You don’t need to be in AP classes to be challenged

Something happened recently that doesn't happen very often.  I disagreed with Jay Mathews.

His 9/26 column, "High School Barred Average Students from Taking AP" (the current link on the Washington Post doesn't work or I'd post it here), was about a high school that required students to have a 3.0 grade point average to take advanced placement courses.  Now, the fact that the school dropped the rule after Jay asked them about it is admittedly suspect.  But Jay's take seems to be that any kid who wants to challenge himself should be allowed into an AP course regardless of his GPA.  

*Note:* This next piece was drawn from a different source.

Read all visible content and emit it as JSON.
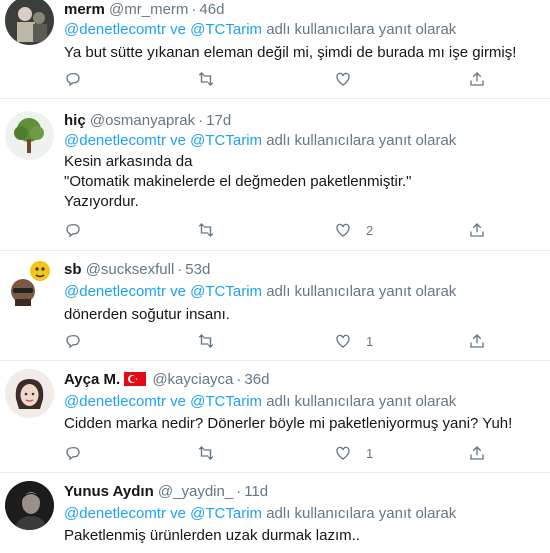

And Jay's post today offers "two accounts from people who suffered because of the still widespread and wrongheaded view that only top students should be challenged."  

Here are my problems with that argument. 

1. I agree that access to education is important.  And any student who wants to be challenged should have a way to do it.  But a lot of high schools just can't accommodate every kid who wants to take an AP class.  If there's one AP US History course offered and 70 kids want to take it, you've got a problem.  Having a grade cut-off is a necessary evil in a lot of schools.

2.  Kids are under enough pressure to get into college today.  Opening up AP classes to more students will just encourage the kid who got a B or a C in trigonometry to take AP Calculus because "That's what colleges want."

3.  But most importantly, an AP class is absolutely not the only way for a kid to learn and challenge himself. 

A kid who wants to learn about US history can take a class at a local community college over the summer.

A kid who wants to learn calculus can learn from an MIT professor for free without ever leaving the house.  MIT's Opencourseware shares the actual MIT course materials, including lecture notes, problem sets, exams and occasionally video for almost all of their undergraduate courses.       

A kid who wants to read classic works of literature can buy them from a used bookstore on the cheap.  If you need help understanding them, hire a grad student to tutor you.  Or join a book club.  If you can't find a book club, you could join one online.

Of all the students I've known who were genuinely interested in a particular subject or idea, not one of them has ever abandoned the interest because he was shut out of an AP class.  There are plenty of other ways to learn and challenge yourself today.